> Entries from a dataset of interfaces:
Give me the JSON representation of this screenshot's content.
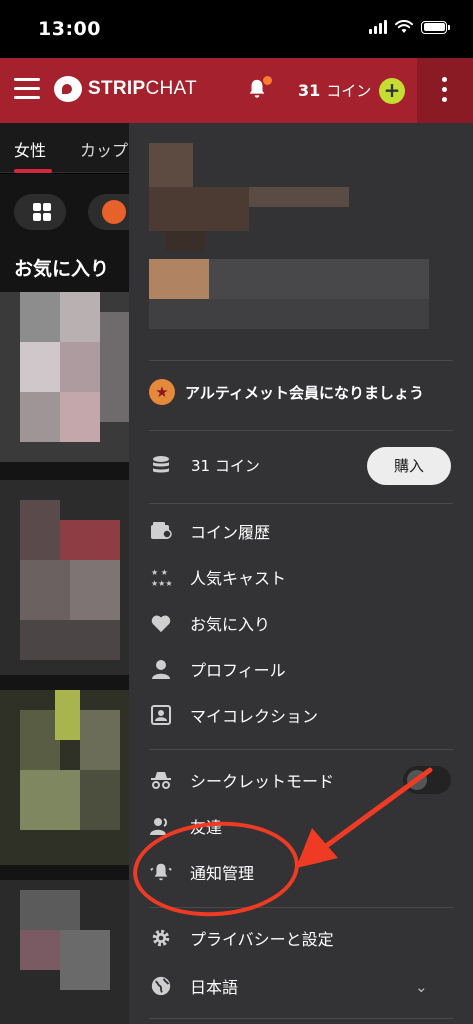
{
  "status_bar": {
    "time": "13:00"
  },
  "header": {
    "brand_bold": "STRIP",
    "brand_light": "CHAT",
    "coin_count": "31",
    "coin_label": "コイン",
    "plus_symbol": "+"
  },
  "background": {
    "tabs": [
      "女性",
      "カップ"
    ],
    "section_title": "お気に入り"
  },
  "menu": {
    "ultimate_label": "アルティメット会員になりましょう",
    "coins_label": "31 コイン",
    "buy_label": "購入",
    "items": [
      {
        "label": "コイン履歴",
        "icon": "wallet-icon"
      },
      {
        "label": "人気キャスト",
        "icon": "popular-cast-icon"
      },
      {
        "label": "お気に入り",
        "icon": "heart-icon"
      },
      {
        "label": "プロフィール",
        "icon": "user-icon"
      },
      {
        "label": "マイコレクション",
        "icon": "collection-icon"
      },
      {
        "label": "シークレットモード",
        "icon": "incognito-icon"
      },
      {
        "label": "友達",
        "icon": "friends-icon"
      },
      {
        "label": "通知管理",
        "icon": "bell-icon"
      },
      {
        "label": "プライバシーと設定",
        "icon": "gear-icon"
      },
      {
        "label": "日本語",
        "icon": "globe-icon"
      }
    ],
    "secret_mode_on": false
  },
  "colors": {
    "header_red": "#a4212d",
    "menu_bg": "#333335",
    "annotation_red": "#ef3b24",
    "plus_green": "#c4dd32"
  }
}
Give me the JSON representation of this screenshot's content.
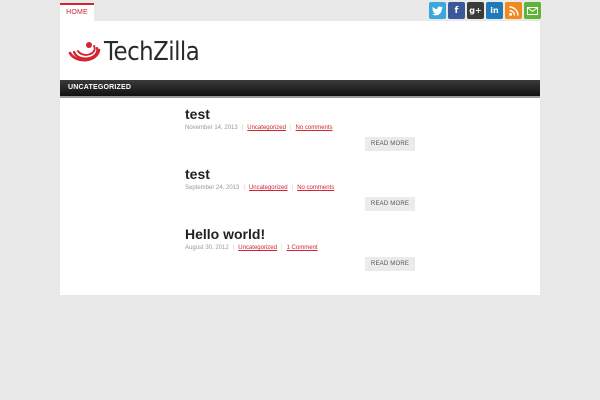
{
  "nav": {
    "home_label": "HOME"
  },
  "social": [
    {
      "name": "twitter",
      "icon": "twitter-icon",
      "color": "#3aa8dc"
    },
    {
      "name": "facebook",
      "icon": "facebook-icon",
      "color": "#3b5998",
      "glyph": "f"
    },
    {
      "name": "googleplus",
      "icon": "googleplus-icon",
      "color": "#3b3b3b",
      "glyph": "g+"
    },
    {
      "name": "linkedin",
      "icon": "linkedin-icon",
      "color": "#1f7ab8",
      "glyph": "in"
    },
    {
      "name": "rss",
      "icon": "rss-icon",
      "color": "#f18a1e"
    },
    {
      "name": "email",
      "icon": "email-icon",
      "color": "#5fb336"
    }
  ],
  "logo": {
    "text": "TechZilla",
    "accent_color": "#d3242f"
  },
  "category_bar": {
    "label": "UNCATEGORIZED"
  },
  "posts": [
    {
      "title": "test",
      "date": "November 14, 2013",
      "category": "Uncategorized",
      "comments": "No comments",
      "read_more": "READ MORE"
    },
    {
      "title": "test",
      "date": "September 24, 2013",
      "category": "Uncategorized",
      "comments": "No comments",
      "read_more": "READ MORE"
    },
    {
      "title": "Hello world!",
      "date": "August 30, 2012",
      "category": "Uncategorized",
      "comments": "1 Comment",
      "read_more": "READ MORE"
    }
  ]
}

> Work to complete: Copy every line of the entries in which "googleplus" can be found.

> Answer to the problem:
      "name": "googleplus",
      "icon": "googleplus-icon",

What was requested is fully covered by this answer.